A fanciful story perhaps, often told with drunken verve in pubs along the coast, but Jeffrey knew the facts. In 1885, a lighthouse keeper did indeed lose his life here. He had lost his job when a newer, more modern lighthouse, one that used electricity, came into service up the coast. Unemployed and unable to afford food to eat, the man died of starvation, all the while standing at his post. He had felt it his duty to keep the oil lamps burning, watching over the ships at sea until he could stand no more. His last log entry was dated October 31st.

There had been plenty of fishermen who claimed to have met the ghost so those that dared to set out on Halloween always kept a dollar or two, jingling in their pocket.

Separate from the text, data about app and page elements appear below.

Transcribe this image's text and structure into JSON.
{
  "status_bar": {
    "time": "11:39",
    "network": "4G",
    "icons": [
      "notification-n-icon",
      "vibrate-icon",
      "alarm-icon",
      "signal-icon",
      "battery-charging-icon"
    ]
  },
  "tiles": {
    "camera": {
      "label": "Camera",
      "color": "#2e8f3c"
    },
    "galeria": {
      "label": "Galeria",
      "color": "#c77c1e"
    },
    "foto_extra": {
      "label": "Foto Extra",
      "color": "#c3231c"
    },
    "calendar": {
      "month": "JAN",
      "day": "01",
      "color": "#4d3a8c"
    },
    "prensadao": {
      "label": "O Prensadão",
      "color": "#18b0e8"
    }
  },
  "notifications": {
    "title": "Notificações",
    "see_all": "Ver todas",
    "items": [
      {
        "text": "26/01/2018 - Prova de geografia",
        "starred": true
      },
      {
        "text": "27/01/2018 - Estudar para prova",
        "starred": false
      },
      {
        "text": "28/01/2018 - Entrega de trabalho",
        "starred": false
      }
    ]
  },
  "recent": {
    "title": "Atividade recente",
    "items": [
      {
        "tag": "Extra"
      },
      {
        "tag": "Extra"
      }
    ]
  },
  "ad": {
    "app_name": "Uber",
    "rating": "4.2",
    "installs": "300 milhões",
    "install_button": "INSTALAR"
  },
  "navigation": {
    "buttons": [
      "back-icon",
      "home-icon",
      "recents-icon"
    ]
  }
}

Jeffrey was no exception, himself having five or six coins in the right pocket of his trousers.

To lend validity to the tale, there were a few examples of those who had (supposedly)  not heeded the lighthouse keeper’s request. One boat was found capsized, on a sand bar of all places. The bow had been sunk into the sand, the stern facing skyward as if the boat had been dropped from the heavens. Another boat mysteriously caught fire and sank. Authorities were set to blame the engine for that one, until they found out it was a sailboat. In all cases, the sailors died in horrible, grotesque fashions.

Jeffrey didn’t want to believe all the poppycock,  or at least that is what he kept telling himself as he set course for Thimble Shoal, where the dredging crews worked year round. His confidence started to wane, though, when he launched his boat, Velma’s Hideout (named after his favorite grandmother, the one who owned a speakeasy in Minnesota, years ago during the era of Prohibition,) and noticed the sea had taken on an eerie appearance. “Could the curse be true?” he wondered out loud. Without realizing it, he started to jingle the coins in his pocket.

There were gentle swells as far as a skipper could see, certainly no white caps. Nothing to worry about when you are in a 32 footer, Jeffrey thought.  Yet the sea foam had an unusual greenish blue color to it, and the seagulls and pelicans were nowhere to be seen. He started to smell rotting kelp that had been ripped from the sea floor by vicious currents, now decomposing in the salt water and floating in with the tide. The whole scene reminded Jeffrey of the water’s condition right before a tropical storm. Then, for a brief moment, he thought he heard the telltale sounds of oars churning the water! His heart now starting to race, Jeffrey reached back into his pocket…

Fortunately, the barge was now dead ahead. The sun had already set, but Velma’s Hideout would be there in about five minutes. It would take another ten for the crew to shut down operations and board his vessel. 45 minutes later, they would all be home, ready to watch the kids dress up as witches and goblins, then go house to house gathering enough candy to make a dentist’s accountant smile. Jeffrey stopped jingling the coins. He couldn’t wait to get home and prove his wife wrong, one more time.

Jeffrey eased up on the throttle, drifting the last few feet before siding up to the barge. With one swift motion, he threw his mooring line over a cleat to secure the boat.

That’s when he noticed there were no souls on board…

(A special thanks to author/blogger Melissa, who pens The Undeveloped Story, for sponsoring the 2011 Spooktacular Halloween Short Story Blogfest!  Check her blog out for more stories!)